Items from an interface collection

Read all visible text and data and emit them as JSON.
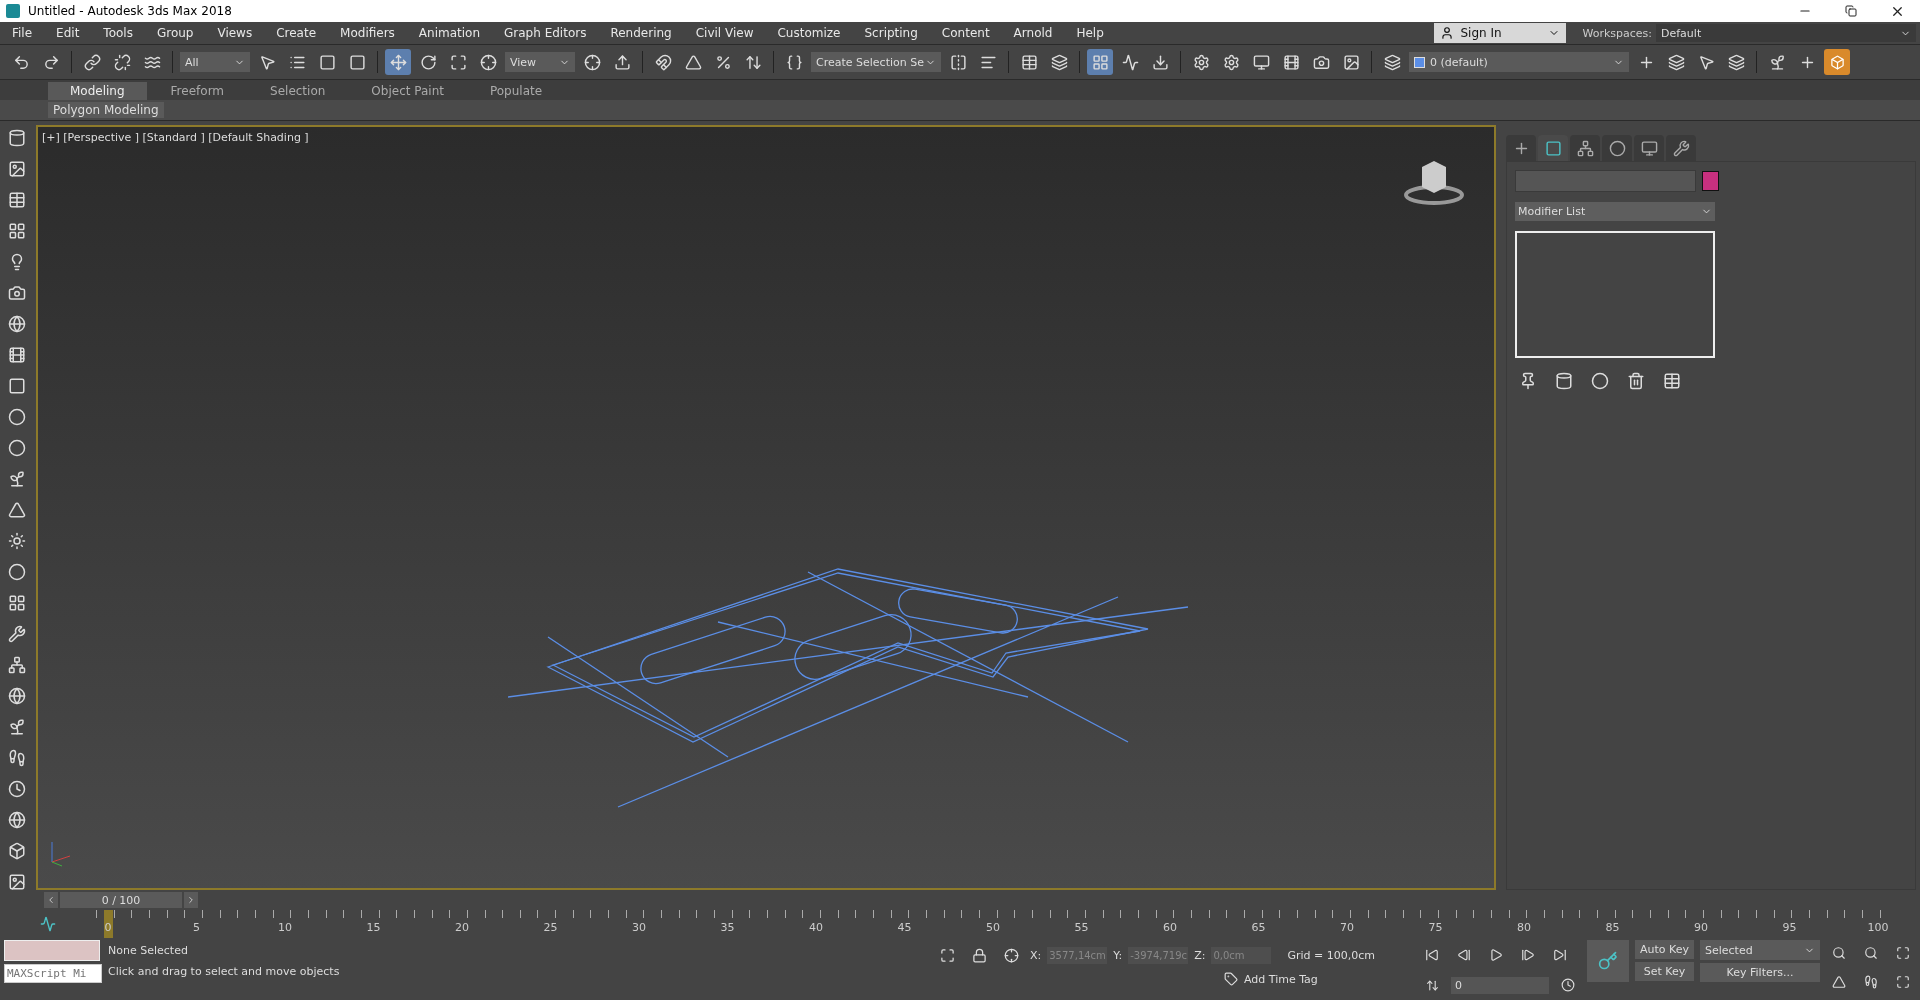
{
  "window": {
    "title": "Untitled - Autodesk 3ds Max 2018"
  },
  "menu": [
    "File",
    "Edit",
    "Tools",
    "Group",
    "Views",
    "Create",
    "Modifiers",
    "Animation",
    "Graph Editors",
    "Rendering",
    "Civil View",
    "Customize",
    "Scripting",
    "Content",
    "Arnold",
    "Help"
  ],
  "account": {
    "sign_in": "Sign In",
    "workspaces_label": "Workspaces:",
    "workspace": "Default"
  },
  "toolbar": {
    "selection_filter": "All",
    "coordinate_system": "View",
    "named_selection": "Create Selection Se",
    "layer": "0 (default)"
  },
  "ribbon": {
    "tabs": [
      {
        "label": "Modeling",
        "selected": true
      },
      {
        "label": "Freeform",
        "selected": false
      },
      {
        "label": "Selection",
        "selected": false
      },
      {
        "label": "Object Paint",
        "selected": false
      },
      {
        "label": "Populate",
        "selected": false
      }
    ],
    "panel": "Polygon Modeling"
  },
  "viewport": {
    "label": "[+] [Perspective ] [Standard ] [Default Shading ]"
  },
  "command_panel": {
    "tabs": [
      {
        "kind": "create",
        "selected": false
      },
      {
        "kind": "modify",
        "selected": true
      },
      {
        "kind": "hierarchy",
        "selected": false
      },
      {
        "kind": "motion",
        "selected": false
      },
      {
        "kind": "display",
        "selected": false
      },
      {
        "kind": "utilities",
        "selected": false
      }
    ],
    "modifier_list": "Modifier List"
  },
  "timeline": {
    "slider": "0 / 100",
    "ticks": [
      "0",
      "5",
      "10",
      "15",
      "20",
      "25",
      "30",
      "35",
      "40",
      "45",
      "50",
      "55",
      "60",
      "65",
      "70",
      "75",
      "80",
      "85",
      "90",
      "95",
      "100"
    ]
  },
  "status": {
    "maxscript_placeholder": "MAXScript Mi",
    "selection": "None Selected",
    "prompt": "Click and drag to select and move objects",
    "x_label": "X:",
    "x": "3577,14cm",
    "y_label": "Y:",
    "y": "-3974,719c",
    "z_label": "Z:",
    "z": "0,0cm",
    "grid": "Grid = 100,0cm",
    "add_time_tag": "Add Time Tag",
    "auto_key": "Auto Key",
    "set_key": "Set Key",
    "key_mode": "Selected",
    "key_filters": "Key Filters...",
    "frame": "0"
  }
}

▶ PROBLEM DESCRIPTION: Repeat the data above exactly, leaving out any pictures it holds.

▶ OUTPUT FOR THIS EXERCISE:
Read all visible text and data and emit them as JSON.
{
  "window": {
    "title": "Untitled - Autodesk 3ds Max 2018"
  },
  "menu": [
    "File",
    "Edit",
    "Tools",
    "Group",
    "Views",
    "Create",
    "Modifiers",
    "Animation",
    "Graph Editors",
    "Rendering",
    "Civil View",
    "Customize",
    "Scripting",
    "Content",
    "Arnold",
    "Help"
  ],
  "account": {
    "sign_in": "Sign In",
    "workspaces_label": "Workspaces:",
    "workspace": "Default"
  },
  "toolbar": {
    "selection_filter": "All",
    "coordinate_system": "View",
    "named_selection": "Create Selection Se",
    "layer": "0 (default)"
  },
  "ribbon": {
    "tabs": [
      {
        "label": "Modeling",
        "selected": true
      },
      {
        "label": "Freeform",
        "selected": false
      },
      {
        "label": "Selection",
        "selected": false
      },
      {
        "label": "Object Paint",
        "selected": false
      },
      {
        "label": "Populate",
        "selected": false
      }
    ],
    "panel": "Polygon Modeling"
  },
  "viewport": {
    "label": "[+] [Perspective ] [Standard ] [Default Shading ]"
  },
  "command_panel": {
    "tabs": [
      {
        "kind": "create",
        "selected": false
      },
      {
        "kind": "modify",
        "selected": true
      },
      {
        "kind": "hierarchy",
        "selected": false
      },
      {
        "kind": "motion",
        "selected": false
      },
      {
        "kind": "display",
        "selected": false
      },
      {
        "kind": "utilities",
        "selected": false
      }
    ],
    "modifier_list": "Modifier List"
  },
  "timeline": {
    "slider": "0 / 100",
    "ticks": [
      "0",
      "5",
      "10",
      "15",
      "20",
      "25",
      "30",
      "35",
      "40",
      "45",
      "50",
      "55",
      "60",
      "65",
      "70",
      "75",
      "80",
      "85",
      "90",
      "95",
      "100"
    ]
  },
  "status": {
    "maxscript_placeholder": "MAXScript Mi",
    "selection": "None Selected",
    "prompt": "Click and drag to select and move objects",
    "x_label": "X:",
    "x": "3577,14cm",
    "y_label": "Y:",
    "y": "-3974,719c",
    "z_label": "Z:",
    "z": "0,0cm",
    "grid": "Grid = 100,0cm",
    "add_time_tag": "Add Time Tag",
    "auto_key": "Auto Key",
    "set_key": "Set Key",
    "key_mode": "Selected",
    "key_filters": "Key Filters...",
    "frame": "0"
  }
}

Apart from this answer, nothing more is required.